(DATASET RECORDS begins)

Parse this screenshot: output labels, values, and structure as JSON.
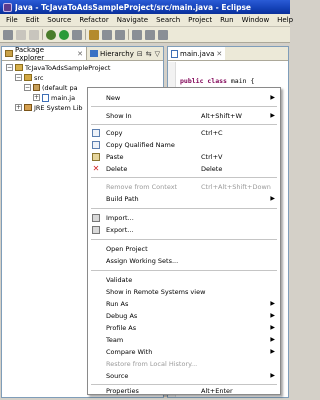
{
  "window": {
    "title": "Java - TcJavaToAdsSampleProject/src/main.java - Eclipse"
  },
  "menubar": [
    "File",
    "Edit",
    "Source",
    "Refactor",
    "Navigate",
    "Search",
    "Project",
    "Run",
    "Window",
    "Help"
  ],
  "explorer": {
    "tab_label": "Package Explorer",
    "close_glyph": "✕",
    "hierarchy_tab": "Hierarchy",
    "tree": {
      "project": "TcJavaToAdsSampleProject",
      "src": "src",
      "default_package": "(default pa",
      "main_java": "main.ja",
      "jre": "JRE System Lib"
    }
  },
  "editor": {
    "tab_label": "main.java",
    "close_glyph": "✕",
    "code_keywords": "public class",
    "code_rest": "main {"
  },
  "context_menu": {
    "items": [
      {
        "label": "New",
        "shortcut": "",
        "submenu": true,
        "disabled": false,
        "icon": ""
      },
      {
        "label": "Show In",
        "shortcut": "Alt+Shift+W",
        "submenu": true,
        "disabled": false,
        "icon": ""
      },
      {
        "label": "Copy",
        "shortcut": "Ctrl+C",
        "submenu": false,
        "disabled": false,
        "icon": "copy-icon"
      },
      {
        "label": "Copy Qualified Name",
        "shortcut": "",
        "submenu": false,
        "disabled": false,
        "icon": "copy-qualified-name-icon"
      },
      {
        "label": "Paste",
        "shortcut": "Ctrl+V",
        "submenu": false,
        "disabled": false,
        "icon": "paste-icon"
      },
      {
        "label": "Delete",
        "shortcut": "Delete",
        "submenu": false,
        "disabled": false,
        "icon": "delete-icon"
      },
      {
        "label": "Remove from Context",
        "shortcut": "Ctrl+Alt+Shift+Down",
        "submenu": false,
        "disabled": true,
        "icon": ""
      },
      {
        "label": "Build Path",
        "shortcut": "",
        "submenu": true,
        "disabled": false,
        "icon": ""
      },
      {
        "label": "Import...",
        "shortcut": "",
        "submenu": false,
        "disabled": false,
        "icon": "import-icon"
      },
      {
        "label": "Export...",
        "shortcut": "",
        "submenu": false,
        "disabled": false,
        "icon": "export-icon"
      },
      {
        "label": "Open Project",
        "shortcut": "",
        "submenu": false,
        "disabled": false,
        "icon": ""
      },
      {
        "label": "Assign Working Sets...",
        "shortcut": "",
        "submenu": false,
        "disabled": false,
        "icon": ""
      },
      {
        "label": "Validate",
        "shortcut": "",
        "submenu": false,
        "disabled": false,
        "icon": ""
      },
      {
        "label": "Show in Remote Systems view",
        "shortcut": "",
        "submenu": false,
        "disabled": false,
        "icon": ""
      },
      {
        "label": "Run As",
        "shortcut": "",
        "submenu": true,
        "disabled": false,
        "icon": ""
      },
      {
        "label": "Debug As",
        "shortcut": "",
        "submenu": true,
        "disabled": false,
        "icon": ""
      },
      {
        "label": "Profile As",
        "shortcut": "",
        "submenu": true,
        "disabled": false,
        "icon": ""
      },
      {
        "label": "Team",
        "shortcut": "",
        "submenu": true,
        "disabled": false,
        "icon": ""
      },
      {
        "label": "Compare With",
        "shortcut": "",
        "submenu": true,
        "disabled": false,
        "icon": ""
      },
      {
        "label": "Restore from Local History...",
        "shortcut": "",
        "submenu": false,
        "disabled": true,
        "icon": ""
      },
      {
        "label": "Source",
        "shortcut": "",
        "submenu": true,
        "disabled": false,
        "icon": ""
      },
      {
        "label": "Properties",
        "shortcut": "Alt+Enter",
        "submenu": false,
        "disabled": false,
        "icon": ""
      }
    ],
    "submenu_glyph": "▶"
  }
}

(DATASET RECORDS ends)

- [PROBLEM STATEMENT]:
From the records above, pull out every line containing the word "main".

- [ANSWER TO THIS EXERCISE]:
    "title": "Java - TcJavaToAdsSampleProject/src/main.java - Eclipse"
      "main_java": "main.ja",
    "tab_label": "main.java",
    "code_rest": "main {"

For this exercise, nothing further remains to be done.